As it sounds a little vague to talk generally about this, it’s better to give a specific example of this. If you sell tours in Rome, you should write several guides about the best tours to take in Rome, but you should also write more generally about Rome, offering advice and tips for anyone planning to visit the city. Perhaps you could write a guide to Rome’s public transport, or a guide to the best places to stay in Rome. Perhaps you could just offer a top 10 list of the best places to visit in Rome. Even though a lot of this content will require you to talk about things are that aren’t strictly relevant to your service, they are relevant to your customer and they will be grateful and impressed that you have helped them plan their next trip.
If you’re convinced by the previous section of this guide, you will probably want an easy way to figure out exactly what potential customers would like to know about your niche and adjacent topics. There are so many ways of researching this: you can do surveys with previous customers, you can read your competitors’ sites, you can scour tourism magazines to see what kinds of guides and helpful content they’re writing… However, there is a much easier way: find out what questions people are searching on Google.
If you begin to type a question into Google, it will fill in the rest of your query with a suggestion based on previous users’ searches. If your search query begins with an interrogative word (who, what, when, why, where, etc.) then Google will suggest a question many other users have entered in the past.
For example, as I type ‘when is paris…’ Google suggests ‘When is paris fashion week 2018’ and ‘when is paris marathon 2018’.
As another example, when I type in ‘where in paris…’ Google suggests the following:
If you write content that answers these questions then you know you’re answering the questions people want the answers to. No only does this mean you’re tapping into relevant search volume, it also means you are establishing a relationship with warm leads, as most people typing these kinds of questions into Google are at least considering visiting the city or country you operate in.
Rather than struggling with Google suggests, however, I’d recommend using Answer the Public. This site draws everything from Google Suggests and makes it much easier to digest and plan which blogs and guides you should write. The best part about Answer the Public is that its free service is very comprehensive as all you have to do is type in a keyword and it will carry out several different searches, all with different interrogative words. It will then list all the questions Google users have asked about your particular niche or area. The paid service offers ever more data and search volumes for each query, but the free service will probably be enough for most marketers.
In this blog, we’ve talked about how marketing content should offer something useful to the reader, but it’s also important to mention that you should avoid repeating yourself to anyone visiting your site. If you’re writing a series of guides across a wide range of topics, a little bit of repetition is inevitable — and few customers are likely to be bothered by this. However, if you write and rewrite the same content in various different ways each month, any loyal readers and potential customers are likely to get bored and even frustrated. If you do return to the same topic, make sure you have something new to say and even acknowledge (and link back to) your previous blog.
If you put a lot of care and work into your content marketing strategy, you will be able to grab and keep your customer’s attention. Writing useful or engaging content adds value for any potential customer or returning customer visiting your site. Using Google Suggests and/or Answer the Public can help you easily identify which topics people want to know more about and you can base your content marketing strategy around answering these questions.

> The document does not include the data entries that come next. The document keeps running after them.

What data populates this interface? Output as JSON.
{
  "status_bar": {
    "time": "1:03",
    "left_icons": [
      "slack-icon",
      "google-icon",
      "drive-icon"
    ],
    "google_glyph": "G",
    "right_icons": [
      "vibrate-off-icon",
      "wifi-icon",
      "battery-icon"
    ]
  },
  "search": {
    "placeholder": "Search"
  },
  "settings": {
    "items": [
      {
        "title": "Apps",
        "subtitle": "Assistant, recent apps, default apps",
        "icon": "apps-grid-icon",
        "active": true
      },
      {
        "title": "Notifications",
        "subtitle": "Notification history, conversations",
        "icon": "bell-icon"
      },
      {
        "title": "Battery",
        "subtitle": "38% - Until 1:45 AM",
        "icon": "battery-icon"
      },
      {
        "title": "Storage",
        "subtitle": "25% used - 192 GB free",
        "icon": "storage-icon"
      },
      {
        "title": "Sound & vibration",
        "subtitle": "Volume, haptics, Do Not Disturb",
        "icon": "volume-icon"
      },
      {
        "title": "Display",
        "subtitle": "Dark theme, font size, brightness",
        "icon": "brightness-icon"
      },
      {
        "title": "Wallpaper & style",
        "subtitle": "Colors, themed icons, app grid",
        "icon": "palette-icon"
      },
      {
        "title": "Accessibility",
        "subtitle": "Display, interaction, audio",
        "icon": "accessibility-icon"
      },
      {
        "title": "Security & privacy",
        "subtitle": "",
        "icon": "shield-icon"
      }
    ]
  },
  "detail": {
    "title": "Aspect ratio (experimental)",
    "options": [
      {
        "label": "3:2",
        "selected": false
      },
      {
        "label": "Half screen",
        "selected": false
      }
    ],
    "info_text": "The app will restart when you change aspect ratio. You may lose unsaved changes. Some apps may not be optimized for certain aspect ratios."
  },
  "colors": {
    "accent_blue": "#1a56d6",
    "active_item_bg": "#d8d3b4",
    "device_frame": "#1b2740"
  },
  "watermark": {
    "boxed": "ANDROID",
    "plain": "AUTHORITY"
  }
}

If you maintain this strategy, whilst avoiding repetition, you will keep your customer’s attention as long as possible.